Although the St. Petersburg Times' three-part series

on L.A.-based Scientology and its enigmatic leader, David Miscavige,

mostly focuses on the church's Clearwater, Florida operations, there's a deep Los

Angeles background to some of the stories involving beatings that have allegedly become an

institutional practice among senior staffers. Part One begins with a violent game of music chairs

played out in a small office building outside L.A., where Miscavige had

been holding church executives as virtual prisoners for weeks:

“To the music of Queen's Bohemian Rhapsody they played through the

night, parading around a conference room in their Navy-style uniforms,

grown men and women wrestling over chairs.

The next evening, early in 2004, Miscavige gathered the group and out

of nowhere slapped a manager named Tom De Vocht, threw him to the

ground and delivered more blows. De Vocht took the beating and the

humiliation in silence — the way other executives always took the

leader's attacks.”

Another moment comes when Marty Rathbun, a former Scientology executive who is a key insider source for the S.P. Times series, written by Joe Childs and Thomas C. Tobin, “threw another staffer against the hood of a cab at Los Angeles

International Airport. As a crowd gathered to watch, he cocked his fist

and told him to improve his attitude.”

While press reports over the years have documented Scientology's control mechanisms, the S.P. Times

series is the first to speak of hundreds of beatings allegedly delivered by

Miscavige and, in turn, by his abused lieutenants — so many that this

violence appears to have occurred as much as calculated discipline as it was the result of spontaneous rage.

“Physical violence permeated Scientology's international management

team,” says the S.P. Times. “Miscavige set the tone, routinely attacking his lieutenants.”

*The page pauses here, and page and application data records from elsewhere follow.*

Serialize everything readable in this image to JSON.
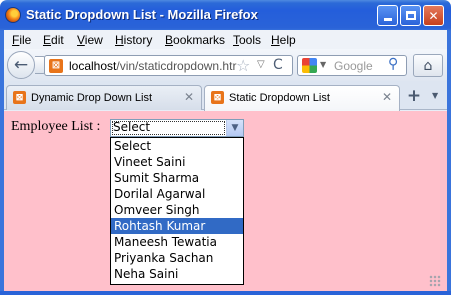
{
  "window": {
    "title": "Static Dropdown List - Mozilla Firefox",
    "buttons": {
      "minimize": "minimize",
      "maximize": "maximize",
      "close": "✕"
    }
  },
  "menu": [
    "File",
    "Edit",
    "View",
    "History",
    "Bookmarks",
    "Tools",
    "Help"
  ],
  "navbar": {
    "url_host": "localhost",
    "url_path": "/vin/staticdropdown.htr",
    "search_placeholder": "Google",
    "back_glyph": "←",
    "reload_glyph": "C",
    "star_glyph": "☆",
    "drop_glyph": "▽",
    "search_glyph": "⚲",
    "home_glyph": "⌂"
  },
  "tabs": [
    {
      "label": "Dynamic Drop Down List",
      "active": false
    },
    {
      "label": "Static Dropdown List",
      "active": true
    }
  ],
  "tabbar": {
    "close_glyph": "✕",
    "new_tab_glyph": "+",
    "all_tabs_glyph": "▼"
  },
  "page": {
    "background": "#ffc0cb",
    "label": "Employee List :",
    "select": {
      "value": "Select",
      "arrow_glyph": "▼",
      "options": [
        "Select",
        "Vineet Saini",
        "Sumit Sharma",
        "Dorilal Agarwal",
        "Omveer Singh",
        "Rohtash Kumar",
        "Maneesh Tewatia",
        "Priyanka Sachan",
        "Neha Saini"
      ],
      "highlighted_option": "Rohtash Kumar"
    }
  },
  "colors": {
    "titlebar": "#245edb",
    "highlight": "#316ac5",
    "page_bg": "#ffc0cb"
  },
  "icons": {
    "app": "firefox-icon",
    "site": "xampp-icon",
    "search_engine": "google-icon"
  }
}
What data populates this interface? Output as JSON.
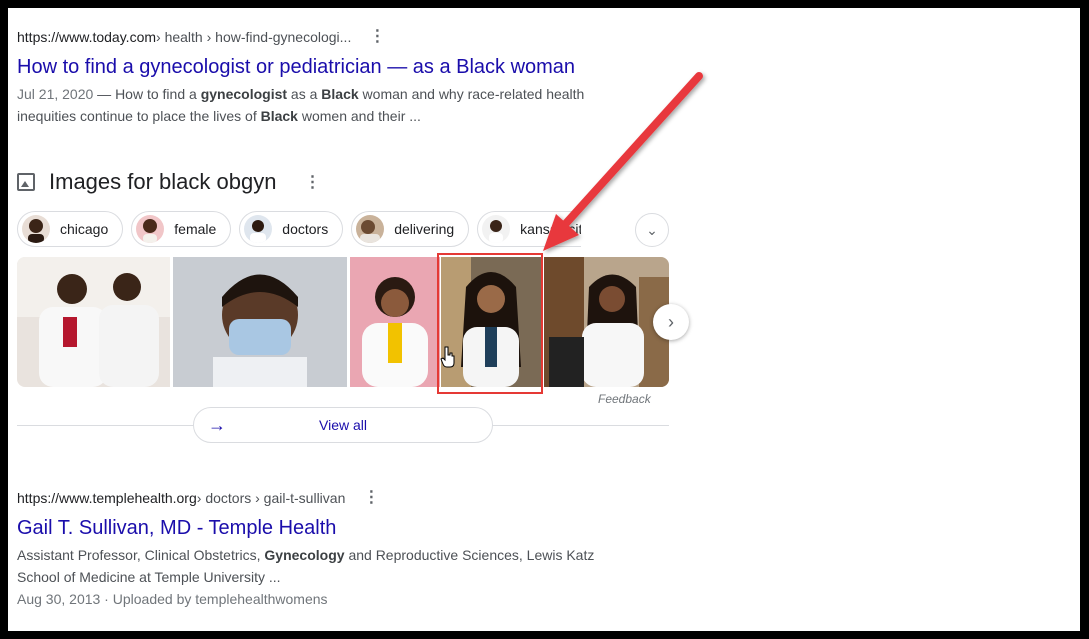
{
  "result1": {
    "domain": "https://www.today.com",
    "path": " › health › how-find-gynecologi...",
    "title": "How to find a gynecologist or pediatrician — as a Black woman",
    "date": "Jul 21, 2020",
    "snippet_parts": [
      " — How to find a ",
      "gynecologist",
      " as a ",
      "Black",
      " woman and why race-related health inequities continue to place the lives of ",
      "Black",
      " women and their ..."
    ]
  },
  "images": {
    "heading": "Images for black obgyn",
    "chips": [
      {
        "label": "chicago"
      },
      {
        "label": "female"
      },
      {
        "label": "doctors"
      },
      {
        "label": "delivering"
      },
      {
        "label": "kansas city"
      }
    ],
    "feedback": "Feedback",
    "view_all": "View all"
  },
  "result2": {
    "domain": "https://www.templehealth.org",
    "path": " › doctors › gail-t-sullivan",
    "title": "Gail T. Sullivan, MD - Temple Health",
    "snippet_parts": [
      "Assistant Professor, Clinical Obstetrics, ",
      "Gynecology",
      " and Reproductive Sciences, Lewis Katz School of Medicine at Temple University ..."
    ],
    "meta": "Aug 30, 2013 · Uploaded by templehealthwomens"
  },
  "icons": {
    "menu": "more-vert-icon",
    "image": "image-icon",
    "chevron_down": "chevron-down-icon",
    "chevron_right": "chevron-right-icon",
    "arrow_right": "arrow-right-icon",
    "cursor": "hand-cursor-icon"
  },
  "colors": {
    "link": "#1a0dab",
    "annotation": "#e53935"
  }
}
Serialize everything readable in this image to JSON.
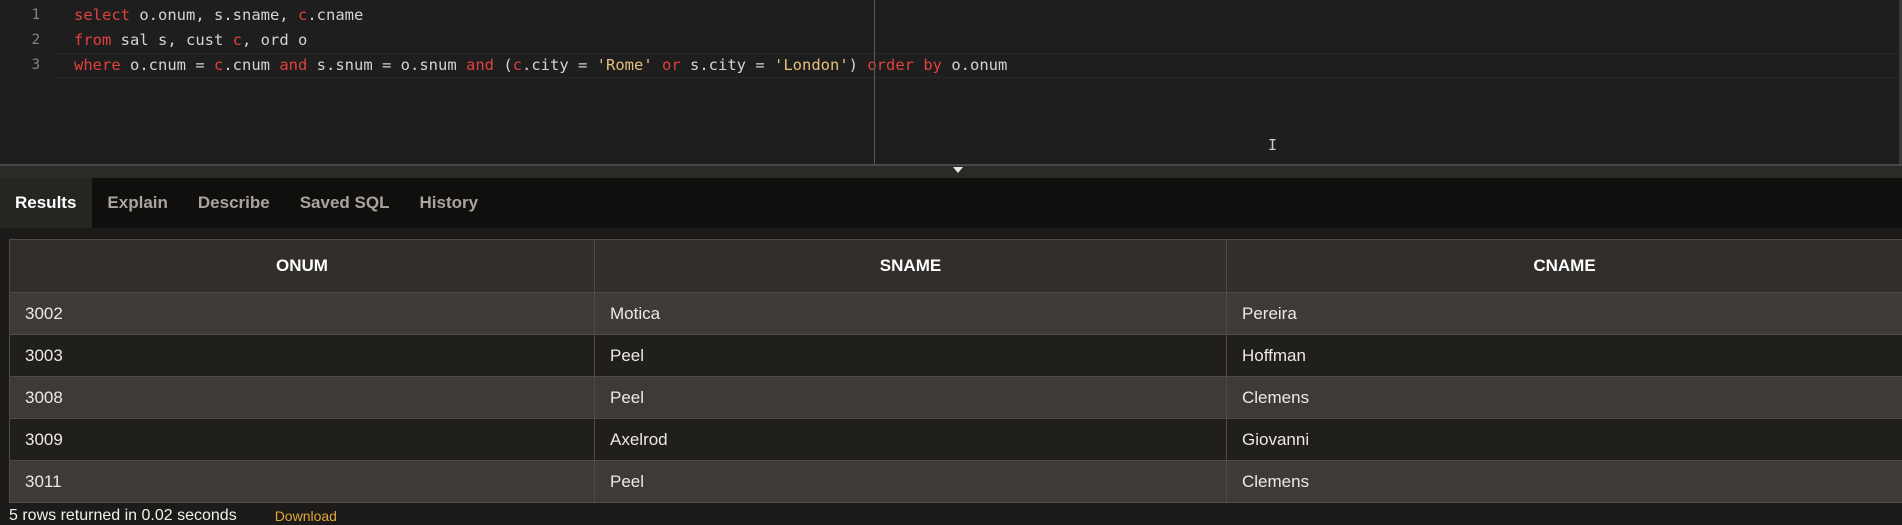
{
  "editor": {
    "line_numbers": [
      "1",
      "2",
      "3"
    ],
    "lines": [
      [
        {
          "t": "select",
          "k": "kw"
        },
        {
          "t": " o.onum, s.sname, ",
          "k": "id"
        },
        {
          "t": "c",
          "k": "kw"
        },
        {
          "t": ".cname",
          "k": "id"
        }
      ],
      [
        {
          "t": "from",
          "k": "kw"
        },
        {
          "t": " sal s, cust ",
          "k": "id"
        },
        {
          "t": "c",
          "k": "kw"
        },
        {
          "t": ", ord o",
          "k": "id"
        }
      ],
      [
        {
          "t": "where",
          "k": "kw"
        },
        {
          "t": " o.cnum = ",
          "k": "id"
        },
        {
          "t": "c",
          "k": "kw"
        },
        {
          "t": ".cnum ",
          "k": "id"
        },
        {
          "t": "and",
          "k": "kw"
        },
        {
          "t": " s.snum = o.snum ",
          "k": "id"
        },
        {
          "t": "and",
          "k": "kw"
        },
        {
          "t": " (",
          "k": "id"
        },
        {
          "t": "c",
          "k": "kw"
        },
        {
          "t": ".city = ",
          "k": "id"
        },
        {
          "t": "'Rome'",
          "k": "str"
        },
        {
          "t": " ",
          "k": "id"
        },
        {
          "t": "or",
          "k": "kw"
        },
        {
          "t": " s.city = ",
          "k": "id"
        },
        {
          "t": "'London'",
          "k": "str"
        },
        {
          "t": ") ",
          "k": "id"
        },
        {
          "t": "order",
          "k": "kw"
        },
        {
          "t": " ",
          "k": "id"
        },
        {
          "t": "by",
          "k": "kw"
        },
        {
          "t": " o.onum",
          "k": "id"
        }
      ]
    ],
    "cursor_icon": "text-cursor-icon",
    "cursor_glyph": "I"
  },
  "splitter": {
    "handle_icon": "triangle-down-icon"
  },
  "tabs": {
    "results": "Results",
    "explain": "Explain",
    "describe": "Describe",
    "saved_sql": "Saved SQL",
    "history": "History",
    "active": "Results"
  },
  "results": {
    "columns": [
      "ONUM",
      "SNAME",
      "CNAME"
    ],
    "rows": [
      [
        "3002",
        "Motica",
        "Pereira"
      ],
      [
        "3003",
        "Peel",
        "Hoffman"
      ],
      [
        "3008",
        "Peel",
        "Clemens"
      ],
      [
        "3009",
        "Axelrod",
        "Giovanni"
      ],
      [
        "3011",
        "Peel",
        "Clemens"
      ]
    ]
  },
  "footer": {
    "status": "5 rows returned in 0.02 seconds",
    "download": "Download"
  },
  "colors": {
    "keyword": "#e0413c",
    "string": "#e6c07b",
    "download_link": "#e0a63a"
  }
}
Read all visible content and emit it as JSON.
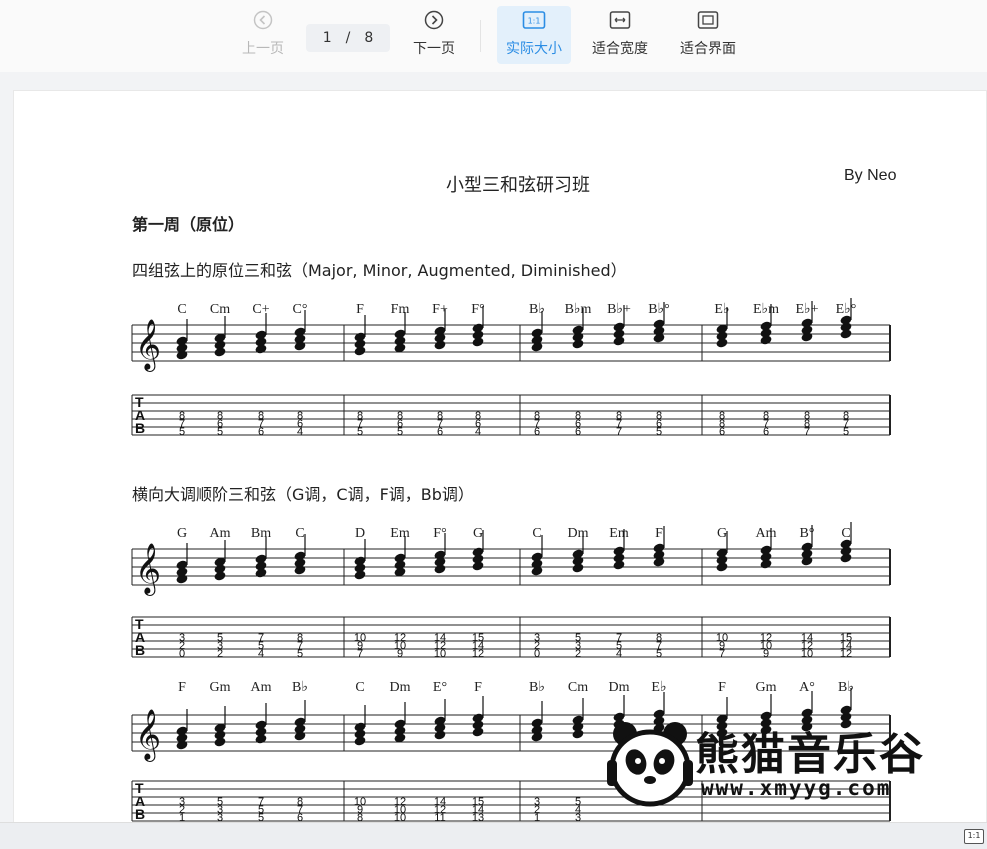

The series is based on interviews with

several high-level defectors — all of whom Scientology, in response to the stories, has denounced as liars.

LA Weekly